Attractive group of annuals and perennials, with showy flower heads that resemble pincushions on slender stems. These dainty blooms flower over a very long period (from summer into autumn), so are an extremely useful addition to the herbaceous border.

Attractive to wildlife. They encourage bees, beneficial insects, birds, butterflies, moths and other pollinators into the garden.

Family: caprifoliaceae (honeysuckle family), dipsacaceae (teasel family)
Botanical Name: Scabiosa
Common Names: Scabious, pincushion flower, sweet scabious

Foliage: Deciduous or evergreen leaves, small and pinnately lobed.
Flowers: Pincushion like flower-heads with enlarged outer florets. In a wide variety of solid or pastel shades. Single, double or semi-double forms are available.
Flowering Period: July to September.
Soil: Moist but well-drained. Chalk, sand or loam. Acid, alkaline or neutral pH. Ensure soil is well drained in winter. Drought tolerant.
Conditions: Full sun. South, west or east facing aspect. Exposed or Sheltered location. Support the taller varieties with twigs against summer winds.
Habit: Clump forming.
Type: Mainly evergreen perennials but can also be annuals, biennials or herbaceous perennials.
Hardiness: H4 (hardy in most areas of the UK).
Origin: Native to Europe, Asia and Africa.

Planting and Growing Scabiosa

Popularly grown in garden borders for their button like pincushion flowers, which provide a bright display. Plant in a sunny site with a moist but well-drained soil that contains a little lime. Especially good in chalky soils, but will tolerate well-worked clay. Plant at the front or in the middle of summer flower beds, borders, raised beds and rock gardens.

An ideal choice for coastal, city and courtyard gardens. Also good for cottage, wild and informal gardens. Ideal plant for pots and containers.

Plant out in early spring and cut stems down in late autumn.
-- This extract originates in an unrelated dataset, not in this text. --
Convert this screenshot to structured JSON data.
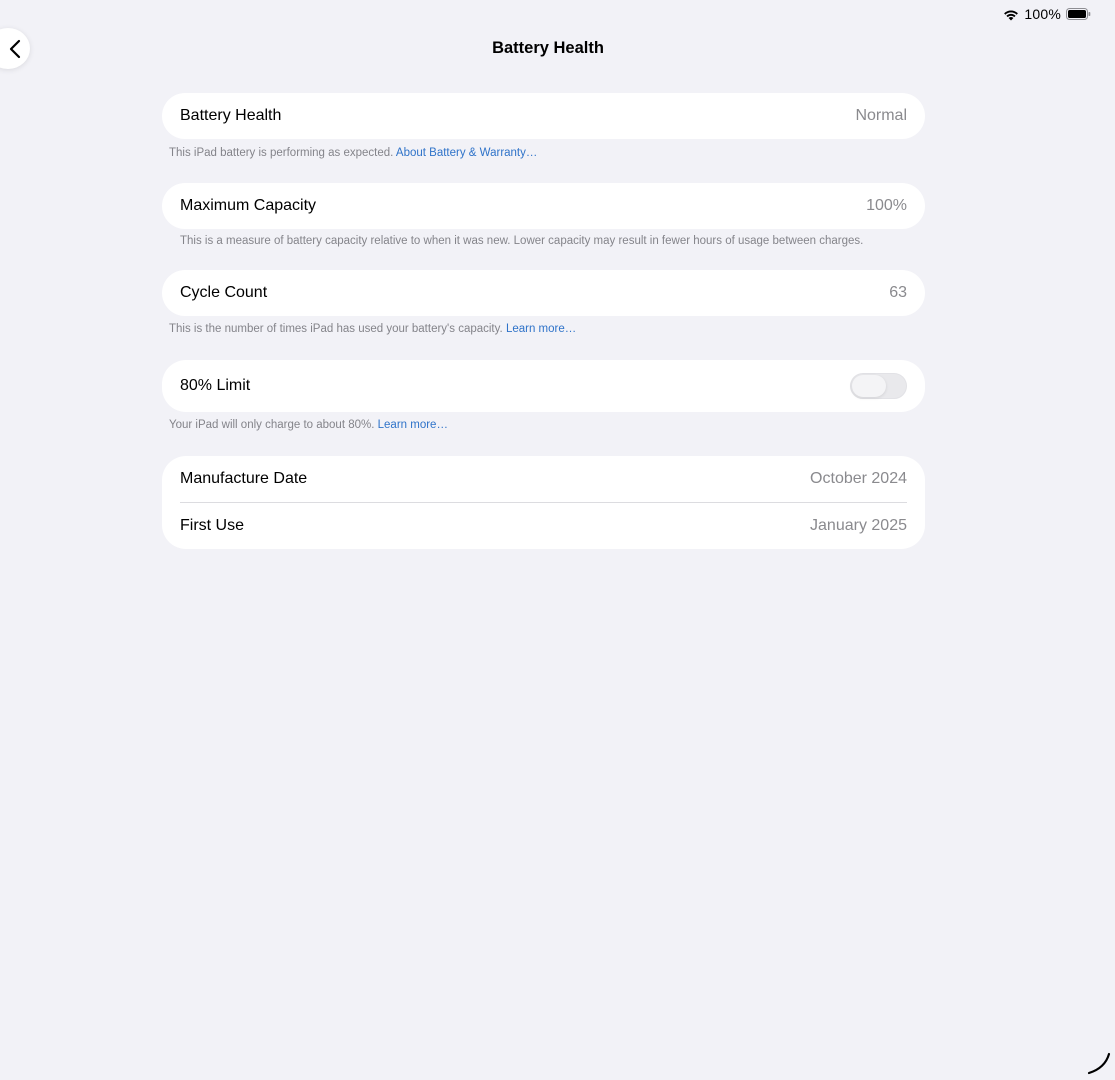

Excellent as cut flowers. Also, if the flower heads are allowed to run to seed, they are ideal for flower arranging when dried.

Taking Care of Scabiosa

Pruning Scabiosa

Deadhead spent flowers to prolong flowering period. Cut back again in the autumn.

Pests and Diseases

Generally pest and disease free. May be susceptible to snails, slugs and powdery mildew. Root rot can occur on heavy soils.

Propagating Scabiosa

Grow annuals from seed sown where they are to flower in spring and grow perennials from seed sown in autumn. Increase perennials by taking basal cuttings in summer or by division early in spring. Note: sterile hybrids will not self-seed.

Scabious 'Kudos Collection'

Scabious 'Kudos Collection'

Popular Varieties of Scabiosa Grown in the UK

There are many different cultivars of Scabiosa available from annuals, biennials to herbaceous perennials. Scabiosa Mixed Giant hybrids, in mixed colours with large flowers, are some of the easiest to grow from seed.

S. atropurpurea (sweet scabious) erect annual with dark crimson flowers and narrow mid green leaves. Easy to grow from seed. Height: 3ft (1m), spread: 9in (23cm).

S. caucasica free flowering herbaceous perennial with pale blue blooms. Long flowering period. Good for cutting. Lance-shaped grey-green leaves. Height: 2ft (60cm), spread: 2ft (60cm).

S. caucasica 'Clive Greaves' is a hardy perennial with attractive, blue-violet or mauve flowers on long stems appearing all summer long. Height and spread 2ft (60cm).
S. caucasica 'Miss Willmott' and 'Bressingham White' have white flowers.
S. caucasica 'Moerheim Blue' is a rich violet-blue.

S. columbaria evergreen perennial with lilac-blue flowers. Mat forming grey-green leaves. Height: 1ft (30cm), spread: 1ft (30cm).

S. graminifolia evergreen perennial with lilacy pink flowers, from late spring to early summer. Silvery grey grassy foliage. Good rock garden specimen or front of the border. Height: 10in (25cm), spread: 1ft (30cm).

S. lucida evergreen perennial with pale carmine to purple flowers. Mat forming grey-green leaves. Height: 1ft (30cm), spread: 1ft (30cm).

Scabiosa stellata (paper moon, starflower) a group of annuals with more rounded flower heads on wiry stems. The papery bracts of S. stellata make excellent dried flowers.